Kurtosis

Kurtosis is a statistical measure of the "tailedness" of the probability distribution of a real-life random variable in probability theory and statistics. Kurtosis defines the form of a probability distribution like skewness, and there are various methods to calculate it for a theory distribution and estimate it from a population sample. Different kurtosis measures may be interpreted differently.

The standard measure of a kurtosis distribution derived from Karl Pearson[1] is a scaled-up version of the 4th distribution moment. This number is linked to the distribution's tail rather than its height, so a "peawedness" characterization is false. Higher kurtosis is the more excellent end of the anomalies (or outliers) rather than the data's configuration close to the average for this variable.

Any regular univariate distribution is kurtosis 3. The kurtosis of allocation is generally contrasted with this value. Distributions under kurtosis three are said to be platycurtic, even though this does not mean a "flat-topped" distribution, as is often claimed. Instead, it implies that the distribution creates fewer and less extreme outliers than the standard distribution. The uniform distribution, which generates no outliers, is an example of a platycurtic distribution. Kurtosis distributions above three are considered leptokurtic.

The Laplace distribution, which has slopes that reach zero asymptotically more quickly than gauze and thus produces more outliers than a normal distribution, is an example of a leptokurtic distribution. The excess kurtosis, which describes the kurtosis minus 3, is often used to equate the typically normal distribution in a modified variant of Pearson's kurtosis.
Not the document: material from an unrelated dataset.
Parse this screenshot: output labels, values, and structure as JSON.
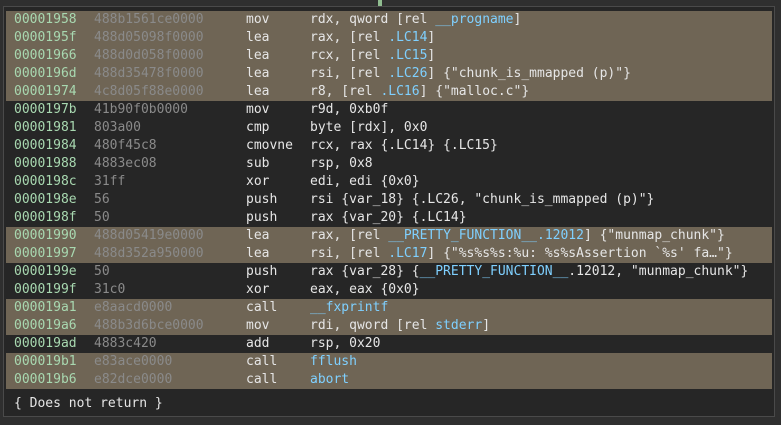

Types of Kurtosis

The kurtosis can be displayed by a collection of data in three groups. The regular normal distribution, or the bell curve, is compared to all kurtosis measures.

A mesokurtic distribution is the first category of kurtosis. The kurtosis statistics of that distribution are similar to that of a regular distribution, which means that a distribution's extreme value is identical to the average.

A leptokurtic distribution is the second type. Any leptokurtic distribution has a larger kurtosis than a mesokurtic. The distribution's characteristics are one with long tails (outliers), the prefix "lepto- '' means "skinny," making it easier for people to remember the form of a leptokurtic distribution.

The "skinniness" which results from the outliers extends the horizontal axis of the histogram graph so that the bulk of the data appears in an enclosed ("skinny") vertical range. So leptokurtic distributions are often described as "concentrated to the mean." Still, the most important question (especially for investors) is that often extreme outliers establish that appearance of 'concentration.' The T-distributions with limited degrees of freedom are examples of leptokurtic distributions.

A platykurtic distribution is the final form of distribution. The prefix of "platy-" means "broad," which is supposed to represent a short and wide-looking peak, but that is a historical mistake. These forms are short tails and have no outskirts.

Uniform distributes have large peaks and are platykurtic, but even the beta-dimensional distribution (0.5,1) has a pointed edge. The explanation for both of these distributions is that their extreme values are smaller than the normal distribution. Investors have reliable and consistent multifunctional distributions of returns, in the sense that extreme outer) returns are rarely available (if ever).

What is the massive excess kurtosis?

The term kurtosis excess refers to a metric used for statistics and probability theory, which compares the normally distributed kurtosis coefficient. Kurtosis is a mathematical measure to characterize the size of a distribution's tails.

Excess kurtosis helps to assess how much risk a particular investment entails. The study indicates that a probabilistically normal distribution of results shows a greater likelihood of producing an extreme effect or benefit from the case in question.

In finance and, more precisely, risk management, excess kurtosis is a required method. Any occurrence in question is vulnerable to extreme effects with severe kurtosis. When analyzing historical returns from a single stock or portfolio, it is a significant factor.

The higher the kurtosis coefficient, the more likely the return graph will be extremely big or extremely small. The higher the kurtosis coefficient is above the average level. Stock prices with higher probability on the positive or negative side of the mean closing price of outliers can be said to positively or negatively skew that can be attributed to kurtosis.